About This Special Issue
Petroglyphs assume importance from the viewpoint of both history of art and anthropology, and they are regarded as the most reliable documents indicating socio-archaeological concepts. This type of rock art has been formed by human on the beds of rocks and stones; the goal of creating such works of art could be related to the subsistence base (daily life and also daily needs to food and accommodation) or beyond it including rituals, art, perceptions, law, conventions, and social norms. This art has both a united grammar and a universal repetitive pattern which encompass designs of animals, human, symbols, and geometric shapes in abstract styles and unbelievably realistic in much smaller scales in comparison with the real world. Extent and complexity of the topic of rock arts are contingent on the qualitative and quantitative variety of artifacts. Usually scenes of hunting or fighting, and sometimes dancing or performing rituals have been depicted on these rock panels.
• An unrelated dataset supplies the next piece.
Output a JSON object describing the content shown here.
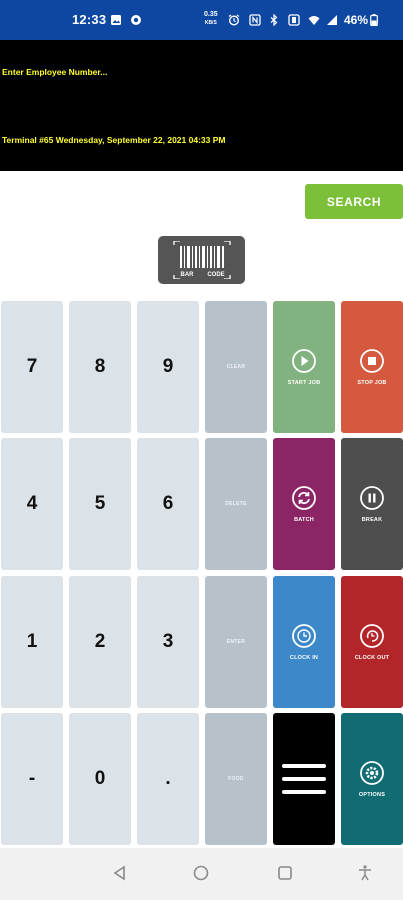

These remnants have been made on these stones and rock beds in particular environmental and ecological contexts in various styles in terms of form and content.